Identify, in the records below, every line where the string "icon" appears, and copy each such line.

Start of Input data

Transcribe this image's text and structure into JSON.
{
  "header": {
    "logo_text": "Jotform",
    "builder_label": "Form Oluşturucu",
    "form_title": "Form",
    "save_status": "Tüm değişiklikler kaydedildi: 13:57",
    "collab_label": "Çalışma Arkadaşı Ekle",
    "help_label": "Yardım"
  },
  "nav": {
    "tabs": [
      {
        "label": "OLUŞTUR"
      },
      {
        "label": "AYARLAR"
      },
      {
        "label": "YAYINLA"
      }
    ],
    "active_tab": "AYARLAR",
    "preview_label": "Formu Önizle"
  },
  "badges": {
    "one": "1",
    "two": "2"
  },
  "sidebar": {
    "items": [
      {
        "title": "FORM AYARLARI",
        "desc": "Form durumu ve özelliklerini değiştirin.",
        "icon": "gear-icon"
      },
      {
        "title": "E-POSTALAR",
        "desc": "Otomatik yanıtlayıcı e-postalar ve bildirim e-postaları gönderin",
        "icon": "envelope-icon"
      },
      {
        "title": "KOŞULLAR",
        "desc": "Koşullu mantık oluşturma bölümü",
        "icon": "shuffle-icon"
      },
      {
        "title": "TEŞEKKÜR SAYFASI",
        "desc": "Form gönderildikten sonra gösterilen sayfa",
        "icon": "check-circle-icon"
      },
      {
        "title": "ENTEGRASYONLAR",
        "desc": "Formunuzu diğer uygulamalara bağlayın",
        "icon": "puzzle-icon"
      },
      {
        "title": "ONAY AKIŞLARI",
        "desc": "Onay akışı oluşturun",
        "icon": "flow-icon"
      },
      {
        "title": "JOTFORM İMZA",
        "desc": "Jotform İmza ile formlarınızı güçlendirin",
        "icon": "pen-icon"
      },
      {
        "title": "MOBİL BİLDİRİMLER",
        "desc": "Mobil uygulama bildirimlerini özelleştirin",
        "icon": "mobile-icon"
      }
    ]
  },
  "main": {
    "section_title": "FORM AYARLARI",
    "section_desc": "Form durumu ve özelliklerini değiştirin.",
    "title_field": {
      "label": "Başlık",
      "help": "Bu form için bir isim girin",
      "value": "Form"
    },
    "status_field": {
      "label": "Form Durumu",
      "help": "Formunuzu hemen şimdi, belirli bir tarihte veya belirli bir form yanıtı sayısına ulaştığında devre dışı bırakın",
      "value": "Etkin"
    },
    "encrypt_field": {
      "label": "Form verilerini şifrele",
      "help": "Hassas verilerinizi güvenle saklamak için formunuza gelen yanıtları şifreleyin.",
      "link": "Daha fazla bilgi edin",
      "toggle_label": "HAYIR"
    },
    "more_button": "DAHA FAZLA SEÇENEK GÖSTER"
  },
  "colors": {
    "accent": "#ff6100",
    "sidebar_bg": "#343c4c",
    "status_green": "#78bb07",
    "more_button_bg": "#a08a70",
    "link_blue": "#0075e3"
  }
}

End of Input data

* _Completed task_
        "icon": "gear-icon"
        "icon": "envelope-icon"
        "icon": "shuffle-icon"
        "icon": "check-circle-icon"
        "icon": "puzzle-icon"
        "icon": "flow-icon"
        "icon": "pen-icon"
        "icon": "mobile-icon"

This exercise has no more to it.